MacDonald updates his work The Invisible Art of Film Music: A Comprehensive History, in this second edition. This version includes the additions of 1998 to 2012, expanded articles and commentary, and photographs of composers. The work begins with a brief introduction of the early years of film history, followed by a chronological history of film music. Among the films and events of each year are 52 corresponding composer biographies, which MacDonald calls “biographical sketches,” of film music’s most influential and prominent composers, from Max Steiner to Michael Giacchino. The title concludes with an epilog that highlights the first few years of the current decade. A volume of this size, more than 600 pages, requires significant indexing. Although the general index is quite short, the title index and name index are substantial and invaluable. MacDonald does a great job organizing the book in a way that makes it valuable as a reference tool or as a cover-to-cover read. VERDICT A great resource for the general student or historian of music or film interested in the greatest and most influential movies and events of film music history.

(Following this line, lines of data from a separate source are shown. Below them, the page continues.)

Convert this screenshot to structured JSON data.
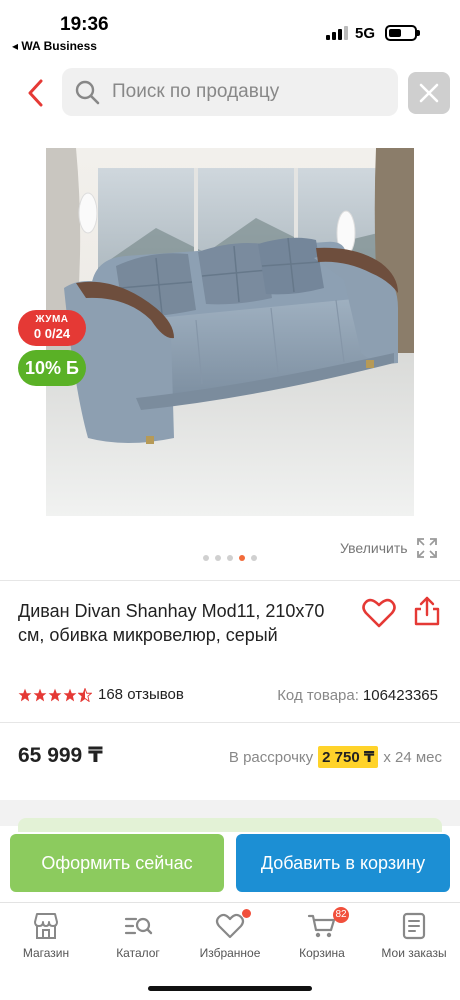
{
  "status_bar": {
    "time": "19:36",
    "back_app": "◂ WA Business",
    "network": "5G"
  },
  "search": {
    "placeholder": "Поиск по продавцу"
  },
  "product": {
    "image_icon": "sofa-photo",
    "promo_juma_title": "ЖУМА",
    "promo_juma_value": "0 0/24",
    "discount_label": "10% Б",
    "gallery_dots": 5,
    "active_dot": 4,
    "zoom_label": "Увеличить",
    "title": "Диван Divan Shanhay Mod11, 210x70 см, обивка микровелюр, серый",
    "rating": 4.5,
    "reviews": "168 отзывов",
    "code_label": "Код товара:",
    "code_value": "106423365",
    "price": "65 999 ₸",
    "installment_prefix": "В рассрочку",
    "installment_amount": "2 750 ₸",
    "installment_suffix": "х 24 мес"
  },
  "actions": {
    "checkout_label": "Оформить сейчас",
    "cart_label": "Добавить в корзину"
  },
  "nav": {
    "items": [
      {
        "label": "Магазин",
        "icon": "shop-icon"
      },
      {
        "label": "Каталог",
        "icon": "catalog-icon"
      },
      {
        "label": "Избранное",
        "icon": "heart-icon",
        "has_dot": true
      },
      {
        "label": "Корзина",
        "icon": "cart-icon",
        "badge": "82"
      },
      {
        "label": "Мои заказы",
        "icon": "orders-icon"
      }
    ]
  },
  "colors": {
    "accent_red": "#e53935",
    "green_discount": "#5ab126",
    "checkout_green": "#8ccb5e",
    "cart_blue": "#1c8fd4",
    "installment_yellow": "#ffd32a"
  }
}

Library Journal

When the 1st edition of this history of Hollywood film music appeared in 1998, one reviewer called it 'the best (history) available in the market.' In this 2d edition, the author, a retired college professor, has expanded coverage to 2012. As in the 1st edition, a chronological arrangement is used to cover composers and their scores written as background music for films (Hollywood musicals like Singin' in the Rain are excluded). After a chapter on music that was used to accompany the silent films, each of the chapters that follows cover a decade of film history. These chapters begin with an overview of the decade, followed by year-by-year coverage. For each year, the author highlights a few outstanding scores and their composers, followed by a section, 'Short Cuts,' that mentions briefly a few other important film scores. For example, in the section '1939,' Max Steiner's score for Gone with the Wind and Aaron Copeland's Of Mice and Men, get extensive coverage and brief mention is made of other film scores of the year by such composers as Erich Korngold and Dimitri Tiompkin. Each entry discusses both the music and the film (e.g., brief plot outlines). Coverage is nontechnical and anecdotal, often bordering on entertainment gossip. Scattered throughout the text are page-long profiles (each with a photograph) of 102 important composers beginning with Max Steiner and ending with Michael Giacchino, who composed the score for the 2009 animated feature Ratatouille. Each chapter also contains a list of sources used in the text. The book ends with an extensive six-page bibliography of books and articles on the subject of film music, followed by three indexes: the first on general topics, the second of film titles, and the third of names (because of the book's chronological arrangement the use of this index is essential to trace a composer's output). The book is both informative and entertaining. . . .[T]he present volume is also an excellent source of information on this subject.
American Reference Books Annual